If you suffer from nearsightedness, farsightedness, or astigmatism, LASIK refractive surgery can sharpen your eyesight so you can see clearly. LASIK involves modifying your corneal tissue with a laser so that light can pass through your eye properly, enhancing your vision. This procedure is typically very safe and effective, but it may take some time for your eye to adapt to your reshaped cornea. Most patients enjoy improved vision within just a few days of surgery, but some may experience visual disturbances for some time after surgery. The most common side effects are glare and halos, which both result from light sensitivity and usually subside within a few months. If you want to correct your vision at our Bakersfield practice, we will explain the link between LASIK and glare and halos, and discuss how we reduce your risk for these effects with our advanced technology. Read on to learn more about why these conditions occur, how we work to prevent them, and what to do if you experience them.

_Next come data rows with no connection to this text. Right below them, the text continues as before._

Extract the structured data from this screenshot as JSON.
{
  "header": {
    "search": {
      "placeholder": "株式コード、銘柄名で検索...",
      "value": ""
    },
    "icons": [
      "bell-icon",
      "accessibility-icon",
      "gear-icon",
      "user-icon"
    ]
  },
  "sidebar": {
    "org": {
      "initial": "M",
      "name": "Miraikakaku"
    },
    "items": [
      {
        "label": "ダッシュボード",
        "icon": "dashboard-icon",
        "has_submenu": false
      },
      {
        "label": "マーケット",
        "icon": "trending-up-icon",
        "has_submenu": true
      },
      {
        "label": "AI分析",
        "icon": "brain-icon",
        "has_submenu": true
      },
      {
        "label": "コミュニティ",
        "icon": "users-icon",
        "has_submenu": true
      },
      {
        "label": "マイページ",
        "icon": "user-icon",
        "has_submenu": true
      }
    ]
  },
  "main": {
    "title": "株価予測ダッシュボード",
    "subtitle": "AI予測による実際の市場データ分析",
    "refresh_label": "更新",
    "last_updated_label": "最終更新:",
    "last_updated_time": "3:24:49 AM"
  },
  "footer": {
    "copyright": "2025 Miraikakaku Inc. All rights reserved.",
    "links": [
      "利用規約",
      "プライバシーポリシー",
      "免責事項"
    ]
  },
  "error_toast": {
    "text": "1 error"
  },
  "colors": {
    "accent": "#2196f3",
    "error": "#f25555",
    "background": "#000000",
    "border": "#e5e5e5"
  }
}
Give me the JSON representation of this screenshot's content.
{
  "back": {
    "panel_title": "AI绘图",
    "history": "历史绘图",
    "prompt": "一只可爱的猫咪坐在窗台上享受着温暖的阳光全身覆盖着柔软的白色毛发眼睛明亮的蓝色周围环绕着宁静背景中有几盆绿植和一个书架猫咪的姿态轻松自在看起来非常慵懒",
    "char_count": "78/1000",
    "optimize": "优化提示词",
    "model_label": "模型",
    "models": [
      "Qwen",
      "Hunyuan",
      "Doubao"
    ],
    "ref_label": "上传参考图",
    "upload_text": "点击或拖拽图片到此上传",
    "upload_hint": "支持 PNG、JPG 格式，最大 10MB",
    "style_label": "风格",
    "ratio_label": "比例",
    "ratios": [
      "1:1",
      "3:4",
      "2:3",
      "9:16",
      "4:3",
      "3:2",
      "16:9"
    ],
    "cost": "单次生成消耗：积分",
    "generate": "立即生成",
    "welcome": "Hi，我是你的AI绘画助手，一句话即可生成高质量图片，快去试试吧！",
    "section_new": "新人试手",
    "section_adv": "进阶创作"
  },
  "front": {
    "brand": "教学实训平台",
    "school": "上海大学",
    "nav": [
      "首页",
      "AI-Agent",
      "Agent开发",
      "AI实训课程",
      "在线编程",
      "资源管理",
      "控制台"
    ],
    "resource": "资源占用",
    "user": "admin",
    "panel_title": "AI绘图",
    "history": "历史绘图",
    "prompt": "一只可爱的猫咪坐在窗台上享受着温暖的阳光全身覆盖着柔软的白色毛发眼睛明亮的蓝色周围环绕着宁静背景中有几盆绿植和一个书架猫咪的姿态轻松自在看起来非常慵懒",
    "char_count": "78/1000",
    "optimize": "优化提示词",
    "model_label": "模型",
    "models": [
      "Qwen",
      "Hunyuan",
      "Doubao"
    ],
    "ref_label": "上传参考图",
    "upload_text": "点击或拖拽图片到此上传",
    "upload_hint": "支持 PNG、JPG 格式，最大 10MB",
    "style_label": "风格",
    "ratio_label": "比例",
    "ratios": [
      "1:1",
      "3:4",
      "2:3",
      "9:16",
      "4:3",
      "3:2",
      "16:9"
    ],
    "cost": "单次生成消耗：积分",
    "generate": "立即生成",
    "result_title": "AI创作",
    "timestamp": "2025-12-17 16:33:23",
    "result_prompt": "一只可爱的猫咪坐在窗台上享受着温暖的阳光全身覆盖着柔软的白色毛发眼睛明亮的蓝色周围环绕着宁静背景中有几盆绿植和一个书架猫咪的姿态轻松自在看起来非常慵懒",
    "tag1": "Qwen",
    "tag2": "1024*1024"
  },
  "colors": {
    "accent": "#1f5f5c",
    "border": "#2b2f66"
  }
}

What Causes Glare and Halos?
During LASIK surgery, Dr. Stainer uses a powerful laser to create a circular flap in the patient’s corneas. Once he has moved the top layer of tissue aside, he adjusts the stromal tissue beneath it so that light can pass more accurately through the cornea for clearer sight. To complete the process, he replaces the flap, which heals back over the eye.
Patients suffering from glare have difficulty perceiving contrasts in light and those who experience halos see fuzzy, diffused light around objects. Both of these issues occur when the eye has difficulty processing the light that enters it. LASIK can cause glare and halos in the following ways:
- The eye may be swollen for several months while it heals
- The pupil of the treated eye may become larger than the adjusted cornea when it dilates, causing glare and halos in low light
- The reshaping process could have been performed asymmetrically, causing an abnormal corneal shape
Glare and halos are most often only a temporary side effect as the eye recovers from surgery.
How We Lower Your Risks
We reduce our patients’ chances of experiencing glare or halos by performing LASIK surgery with some of the latest and most accurate technology. Dr. Stainer will use an Intralase™ femtosecond laser to create your corneal flap and the Allegretto Wave® Eye-Q excimer laser to reshape your tissue. We will also track your eye movements during the procedure and use Perfectpulse Technology® to adjust the energy of the laser beam for even greater precision. We also provide custom LASIK surgery, which means that before treatment, we will use light waves to create a 3D map of your eye. We will then transfer this information to the laser’s computer to guide your LASIK surgery and accommodate your unique ocular shape. This technology helps to prevent the errors that can lead to glare and halos.
If You See Glare and Halos
If you do suffer from glare and halos after your LASIK surgery, you should take these symptoms seriously. Light sensitivity can lead to worsened night vision, making driving after dark potentially dangerous. Contact our office for advice if you begin seeing glare and halos.
To manage your symptoms, you can wear hats, visors, or sunglasses to protect your eyes from light. You can also use your car’s visor during the day to ease light sensitivity. We can prescribe eye drops or other medications to help your cornea heal, reduce swelling, and treat dryness. If your glare and halos do not begin to diminish after several months, you might need additional ocular treatments to resolve these conditions.
Enhance Your Vision with Precision
Please contact Southwest Eye Care and Laser to learn more about our sophisticated LASIK surgery techniques or schedule a consultation with Dr. Stainer.